Because why? Because when an idea is born, the clock starts ticking. That's why.
Remember the Northwestern student who created a Lego version of herself and used it as a resume to apply for summer internships ad agencies? Well the student, Leah Bowman, has been hired by Energy BBDO and will start work in late June.
She writes on her imgur gallery, "A few weeks ago I was "that LEGO intern girl" but now I'm officially a BBDO Account Management Intern!"
Well congratulations, Leah!
Although the word is never used in this Happiness Brussels recruitment effort for a social media creative, the video just screams "guru." With images of a posturing Christian Bale, a determined Steve Carell and a badass Jesse Eisenberg, interested viewers are encouraged to play Retweet Bingo.
You've gotta love any country that has a game called Princess Tossing to celebrate the crowning of a new king.
Are you a young college aged student hoping to land a dream internship in a New York ad agency? If so, you may have noticed a creepy looking dude named Donald Buscando has visited your LinkedIn profile.
At first you may freak and lock things down like a 13 year old hiding their social media profiles from their parents. But don't. You might miss out on a sweet gig. You see, Donald is the creation of Mother New York and it's all part of a summer internship recruiting program.
Nine years after changing it's name to JWT, the agency will, once again, be known as J. Walter Thompson. While the change was planned for later this year, WPP's Martin Sorrell let the change slip at a breakfast event Monday hosted by the Wall Street Journal.
Sorrell shared with the audience that the agency has been "talking about rebranding" and said the J. Walter Thompson name is "immensely powerful" and that a return to the name would be "a slick and good move."
In one of the drollest video deliveries we have ever seen, Barton F. Graf 9000's Gerry Graf and "spacial philosopher" Rose Sacktor offer a tour of the agency's office highlighting its amazing features such as its one continuous floor, see through materials otherwise known as windows, discontinuous desks and poles that prevent the floor above from falling on your head.
Nothing like dry wit to sensationalize normality.
Meg has a big smile.
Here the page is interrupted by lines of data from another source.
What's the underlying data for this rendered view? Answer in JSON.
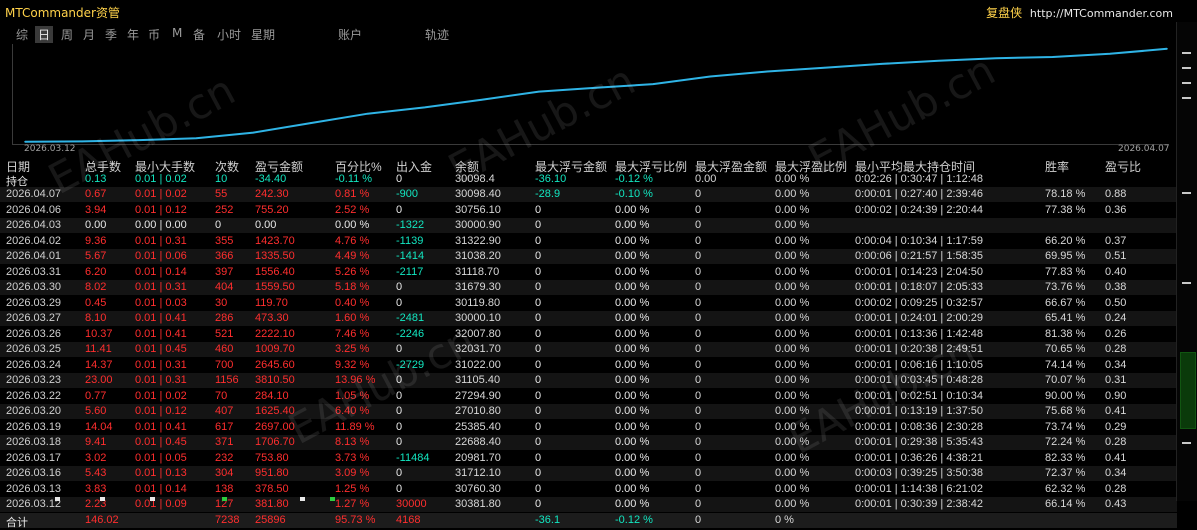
{
  "window": {
    "title": "MTCommander资管",
    "brand": "复盘侠",
    "url": "http://MTCommander.com"
  },
  "tabs": [
    "综",
    "日",
    "周",
    "月",
    "季",
    "年",
    "币",
    "M",
    "备",
    "小时",
    "星期",
    "账户",
    "轨迹"
  ],
  "active_tab": "日",
  "chart_data": {
    "type": "line",
    "x_start_label": "2026.03.12",
    "x_end_label": "2026.04.07",
    "x": [
      "2026.03.12",
      "2026.03.13",
      "2026.03.16",
      "2026.03.17",
      "2026.03.18",
      "2026.03.19",
      "2026.03.20",
      "2026.03.22",
      "2026.03.23",
      "2026.03.24",
      "2026.03.25",
      "2026.03.26",
      "2026.03.27",
      "2026.03.29",
      "2026.03.30",
      "2026.03.31",
      "2026.04.01",
      "2026.04.02",
      "2026.04.03",
      "2026.04.06",
      "2026.04.07"
    ],
    "values": [
      0.4,
      0.9,
      3,
      6,
      15,
      30,
      45,
      55,
      67,
      80,
      86,
      92,
      104,
      112,
      118,
      124,
      129,
      133,
      135,
      140,
      148
    ],
    "line_color": "#2fb4e6",
    "grid": false
  },
  "table": {
    "headers": [
      "日期",
      "总手数",
      "最小大手数",
      "次数",
      "盈亏金额",
      "百分比%",
      "出入金",
      "余额",
      "最大浮亏金额",
      "最大浮亏比例",
      "最大浮盈金额",
      "最大浮盈比例",
      "最小平均最大持仓时间",
      "胜率",
      "盈亏比"
    ],
    "holding": [
      "持仓",
      "0.13",
      "0.01 | 0.02",
      "10",
      "-34.40",
      "-0.11 %",
      "0",
      "30098.4",
      "-36.10",
      "-0.12 %",
      "0.00",
      "0.00 %",
      "0:02:26 | 0:30:47 | 1:12:48",
      "",
      ""
    ],
    "rows": [
      [
        "2026.04.07",
        "0.67",
        "0.01 | 0.02",
        "55",
        "242.30",
        "0.81 %",
        "-900",
        "30098.40",
        "-28.9",
        "-0.10 %",
        "0",
        "0.00 %",
        "0:00:01 | 0:27:40 | 2:39:46",
        "78.18 %",
        "0.88"
      ],
      [
        "2026.04.06",
        "3.94",
        "0.01 | 0.12",
        "252",
        "755.20",
        "2.52 %",
        "0",
        "30756.10",
        "0",
        "0.00 %",
        "0",
        "0.00 %",
        "0:00:02 | 0:24:39 | 2:20:44",
        "77.38 %",
        "0.36"
      ],
      [
        "2026.04.03",
        "0.00",
        "0.00 | 0.00",
        "0",
        "0.00",
        "0.00 %",
        "-1322",
        "30000.90",
        "0",
        "0.00 %",
        "0",
        "0.00 %",
        "",
        "",
        ""
      ],
      [
        "2026.04.02",
        "9.36",
        "0.01 | 0.31",
        "355",
        "1423.70",
        "4.76 %",
        "-1139",
        "31322.90",
        "0",
        "0.00 %",
        "0",
        "0.00 %",
        "0:00:04 | 0:10:34 | 1:17:59",
        "66.20 %",
        "0.37"
      ],
      [
        "2026.04.01",
        "5.67",
        "0.01 | 0.06",
        "366",
        "1335.50",
        "4.49 %",
        "-1414",
        "31038.20",
        "0",
        "0.00 %",
        "0",
        "0.00 %",
        "0:00:06 | 0:21:57 | 1:58:35",
        "69.95 %",
        "0.51"
      ],
      [
        "2026.03.31",
        "6.20",
        "0.01 | 0.14",
        "397",
        "1556.40",
        "5.26 %",
        "-2117",
        "31118.70",
        "0",
        "0.00 %",
        "0",
        "0.00 %",
        "0:00:01 | 0:14:23 | 2:04:50",
        "77.83 %",
        "0.40"
      ],
      [
        "2026.03.30",
        "8.02",
        "0.01 | 0.31",
        "404",
        "1559.50",
        "5.18 %",
        "0",
        "31679.30",
        "0",
        "0.00 %",
        "0",
        "0.00 %",
        "0:00:01 | 0:18:07 | 2:05:33",
        "73.76 %",
        "0.38"
      ],
      [
        "2026.03.29",
        "0.45",
        "0.01 | 0.03",
        "30",
        "119.70",
        "0.40 %",
        "0",
        "30119.80",
        "0",
        "0.00 %",
        "0",
        "0.00 %",
        "0:00:02 | 0:09:25 | 0:32:57",
        "66.67 %",
        "0.50"
      ],
      [
        "2026.03.27",
        "8.10",
        "0.01 | 0.41",
        "286",
        "473.30",
        "1.60 %",
        "-2481",
        "30000.10",
        "0",
        "0.00 %",
        "0",
        "0.00 %",
        "0:00:01 | 0:24:01 | 2:00:29",
        "65.41 %",
        "0.24"
      ],
      [
        "2026.03.26",
        "10.37",
        "0.01 | 0.41",
        "521",
        "2222.10",
        "7.46 %",
        "-2246",
        "32007.80",
        "0",
        "0.00 %",
        "0",
        "0.00 %",
        "0:00:01 | 0:13:36 | 1:42:48",
        "81.38 %",
        "0.26"
      ],
      [
        "2026.03.25",
        "11.41",
        "0.01 | 0.45",
        "460",
        "1009.70",
        "3.25 %",
        "0",
        "32031.70",
        "0",
        "0.00 %",
        "0",
        "0.00 %",
        "0:00:01 | 0:20:38 | 2:49:51",
        "70.65 %",
        "0.28"
      ],
      [
        "2026.03.24",
        "14.37",
        "0.01 | 0.31",
        "700",
        "2645.60",
        "9.32 %",
        "-2729",
        "31022.00",
        "0",
        "0.00 %",
        "0",
        "0.00 %",
        "0:00:01 | 0:06:16 | 1:10:05",
        "74.14 %",
        "0.34"
      ],
      [
        "2026.03.23",
        "23.00",
        "0.01 | 0.31",
        "1156",
        "3810.50",
        "13.96 %",
        "0",
        "31105.40",
        "0",
        "0.00 %",
        "0",
        "0.00 %",
        "0:00:01 | 0:03:45 | 0:48:28",
        "70.07 %",
        "0.31"
      ],
      [
        "2026.03.22",
        "0.77",
        "0.01 | 0.02",
        "70",
        "284.10",
        "1.05 %",
        "0",
        "27294.90",
        "0",
        "0.00 %",
        "0",
        "0.00 %",
        "0:00:01 | 0:02:51 | 0:10:34",
        "90.00 %",
        "0.90"
      ],
      [
        "2026.03.20",
        "5.60",
        "0.01 | 0.12",
        "407",
        "1625.40",
        "6.40 %",
        "0",
        "27010.80",
        "0",
        "0.00 %",
        "0",
        "0.00 %",
        "0:00:01 | 0:13:19 | 1:37:50",
        "75.68 %",
        "0.41"
      ],
      [
        "2026.03.19",
        "14.04",
        "0.01 | 0.41",
        "617",
        "2697.00",
        "11.89 %",
        "0",
        "25385.40",
        "0",
        "0.00 %",
        "0",
        "0.00 %",
        "0:00:01 | 0:08:36 | 2:30:28",
        "73.74 %",
        "0.29"
      ],
      [
        "2026.03.18",
        "9.41",
        "0.01 | 0.45",
        "371",
        "1706.70",
        "8.13 %",
        "0",
        "22688.40",
        "0",
        "0.00 %",
        "0",
        "0.00 %",
        "0:00:01 | 0:29:38 | 5:35:43",
        "72.24 %",
        "0.28"
      ],
      [
        "2026.03.17",
        "3.02",
        "0.01 | 0.05",
        "232",
        "753.80",
        "3.73 %",
        "-11484",
        "20981.70",
        "0",
        "0.00 %",
        "0",
        "0.00 %",
        "0:00:01 | 0:36:26 | 4:38:21",
        "82.33 %",
        "0.41"
      ],
      [
        "2026.03.16",
        "5.43",
        "0.01 | 0.13",
        "304",
        "951.80",
        "3.09 %",
        "0",
        "31712.10",
        "0",
        "0.00 %",
        "0",
        "0.00 %",
        "0:00:03 | 0:39:25 | 3:50:38",
        "72.37 %",
        "0.34"
      ],
      [
        "2026.03.13",
        "3.83",
        "0.01 | 0.14",
        "138",
        "378.50",
        "1.25 %",
        "0",
        "30760.30",
        "0",
        "0.00 %",
        "0",
        "0.00 %",
        "0:00:01 | 1:14:38 | 6:21:02",
        "62.32 %",
        "0.28"
      ],
      [
        "2026.03.12",
        "2.23",
        "0.01 | 0.09",
        "127",
        "381.80",
        "1.27 %",
        "30000",
        "30381.80",
        "0",
        "0.00 %",
        "0",
        "0.00 %",
        "0:00:01 | 0:30:39 | 2:38:42",
        "66.14 %",
        "0.43"
      ]
    ],
    "total": [
      "合计",
      "146.02",
      "",
      "7238",
      "25896",
      "95.73 %",
      "4168",
      "",
      "-36.1",
      "-0.12 %",
      "0",
      "0 %",
      "",
      "",
      ""
    ]
  },
  "watermark": "EAHub.cn",
  "colors": {
    "positive": "#ff2e2e",
    "negative": "#12e6c0",
    "title": "#ffd24a",
    "line": "#2fb4e6"
  }
}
Meg looks really happy. Meg likes to drink really big Cosmopolitans. Meg has (we think) red hair. Meg dreams of running a factory in Allentown. Wait, what?
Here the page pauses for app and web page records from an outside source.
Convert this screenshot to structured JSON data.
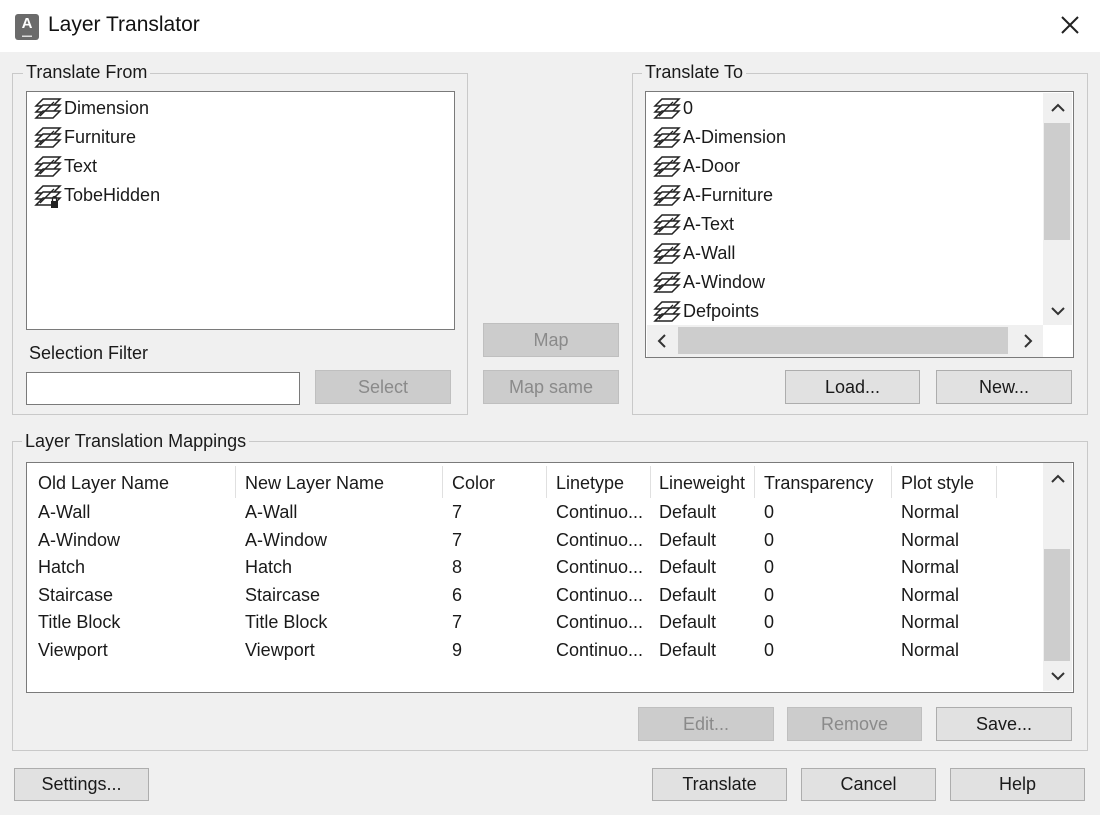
{
  "window": {
    "title": "Layer Translator"
  },
  "translate_from": {
    "label": "Translate From",
    "layers": [
      {
        "name": "Dimension",
        "locked": false
      },
      {
        "name": "Furniture",
        "locked": false
      },
      {
        "name": "Text",
        "locked": false
      },
      {
        "name": "TobeHidden",
        "locked": true
      }
    ],
    "selection_filter_label": "Selection Filter",
    "selection_filter_value": "",
    "select_button": "Select"
  },
  "center": {
    "map_button": "Map",
    "map_same_button": "Map same"
  },
  "translate_to": {
    "label": "Translate To",
    "layers": [
      "0",
      "A-Dimension",
      "A-Door",
      "A-Furniture",
      "A-Text",
      "A-Wall",
      "A-Window",
      "Defpoints"
    ],
    "load_button": "Load...",
    "new_button": "New..."
  },
  "mappings": {
    "label": "Layer Translation Mappings",
    "columns": [
      "Old Layer Name",
      "New Layer Name",
      "Color",
      "Linetype",
      "Lineweight",
      "Transparency",
      "Plot style"
    ],
    "rows": [
      [
        "A-Wall",
        "A-Wall",
        "7",
        "Continuo...",
        "Default",
        "0",
        "Normal"
      ],
      [
        "A-Window",
        "A-Window",
        "7",
        "Continuo...",
        "Default",
        "0",
        "Normal"
      ],
      [
        "Hatch",
        "Hatch",
        "8",
        "Continuo...",
        "Default",
        "0",
        "Normal"
      ],
      [
        "Staircase",
        "Staircase",
        "6",
        "Continuo...",
        "Default",
        "0",
        "Normal"
      ],
      [
        "Title Block",
        "Title Block",
        "7",
        "Continuo...",
        "Default",
        "0",
        "Normal"
      ],
      [
        "Viewport",
        "Viewport",
        "9",
        "Continuo...",
        "Default",
        "0",
        "Normal"
      ]
    ],
    "edit_button": "Edit...",
    "remove_button": "Remove",
    "save_button": "Save..."
  },
  "footer": {
    "settings_button": "Settings...",
    "translate_button": "Translate",
    "cancel_button": "Cancel",
    "help_button": "Help"
  }
}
Well, at least that's what her mini bio says on Red Tettemer O'Connell + Partners' Ranch Love, a site on which anyone can answer a few questions and get matched with someone at the agency. We ended up with Meg. We sent her a nice Valentine's Day wish. Maybe she'll reply. Maybe she won't.
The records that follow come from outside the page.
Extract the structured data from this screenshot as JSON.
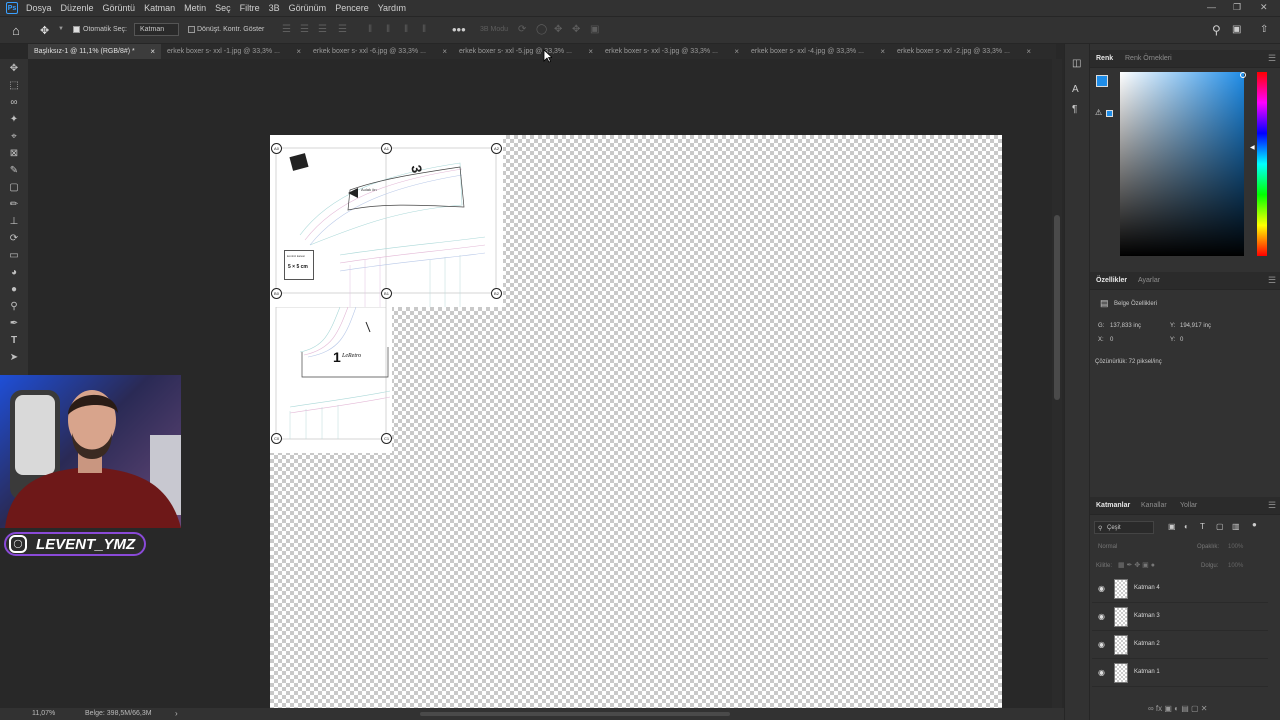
{
  "app": {
    "logo": "Ps"
  },
  "menu": [
    "Dosya",
    "Düzenle",
    "Görüntü",
    "Katman",
    "Metin",
    "Seç",
    "Filtre",
    "3B",
    "Görünüm",
    "Pencere",
    "Yardım"
  ],
  "options": {
    "auto_select_label": "Otomatik Seç:",
    "auto_select_value": "Katman",
    "transform_label": "Dönüşt. Kontr. Göster",
    "mode_3d": "3B Modu"
  },
  "tabs": [
    {
      "label": "Başlıksız-1 @ 11,1% (RGB/8#) *",
      "active": true
    },
    {
      "label": "erkek boxer s- xxl -1.jpg @ 33,3% ...",
      "active": false
    },
    {
      "label": "erkek boxer s- xxl -6.jpg @ 33,3% ...",
      "active": false
    },
    {
      "label": "erkek boxer s- xxl -5.jpg @ 33,3% ...",
      "active": false
    },
    {
      "label": "erkek boxer s- xxl -3.jpg @ 33,3% ...",
      "active": false
    },
    {
      "label": "erkek boxer s- xxl -4.jpg @ 33,3% ...",
      "active": false
    },
    {
      "label": "erkek boxer s- xxl -2.jpg @ 33,3% ...",
      "active": false
    }
  ],
  "pattern": {
    "marks": [
      "A0",
      "A1",
      "A2",
      "B0",
      "B1",
      "B2",
      "C0",
      "C1"
    ],
    "size_box": "5 × 5 cm",
    "size_caption": "kontrol karesi",
    "piece_number_top": "3",
    "piece_number_bottom": "1",
    "brand": "LeRetro",
    "label_small": "Aulak ön"
  },
  "status": {
    "zoom": "11,07%",
    "doc": "Belge: 398,5M/66,3M"
  },
  "color_panel": {
    "tabs": [
      "Renk",
      "Renk Örnekleri"
    ],
    "fg_color": "#1f8de8",
    "bg_color": "#ffffff"
  },
  "properties": {
    "tabs": [
      "Özellikler",
      "Ayarlar"
    ],
    "header": "Belge Özellikleri",
    "w_label": "G:",
    "w_value": "137,833 inç",
    "h_label": "Y:",
    "h_value": "194,917 inç",
    "x_label": "X:",
    "x_value": "0",
    "y_label": "Y:",
    "y_value": "0",
    "resolution": "Çözünürlük: 72 piksel/inç"
  },
  "layers_panel": {
    "tabs": [
      "Katmanlar",
      "Kanallar",
      "Yollar"
    ],
    "filter_label": "Çeşit",
    "blend_mode": "Normal",
    "opacity_label": "Opaklık:",
    "opacity_value": "100%",
    "lock_label": "Kilitle:",
    "fill_label": "Dolgu:",
    "fill_value": "100%",
    "layers": [
      "Katman 4",
      "Katman 3",
      "Katman 2",
      "Katman 1"
    ]
  },
  "webcam": {
    "handle": "LEVENT_YMZ"
  }
}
Either way, Happy Valentine's Day, Meg!
As I said in part one of this two part series I wrote for Central Desktop which examines the relationship between agency account managers and agency creatives, it's a partnership that can be both positive and, at other times, disastrous.
And while neither account managers nor creatives want to work in a disastrous relationship, fostering a positive working relationship can be quite challenging.
In part one, we heard from account managers and what they need from creatives. Now we hear from the creative side. What do they need from account managers in order to create the stellar work everyone wants?
It's an age-old battle...uh. excuse me...relationship between agency account managers and agency creatives. It's a relationship that, at times, can be the best kind of relationship and, sadly, at other times, can be the most disastrous.
Of course, no account manager or creative truly wants the relationship to be disastrous (unless they are one of those sadistic types who gleefully revel in the face of manufactured conflict), but all too often the relationship between account management and creative breaks down.
In this two-part series for Central Desktop, I'm taking a look at this relationship by reaching out to those on the front lines. This first part will focus on what account managers want and need from their creative department. Next week, part two will examine what creatives want and need from their account managers.
Let's dive in...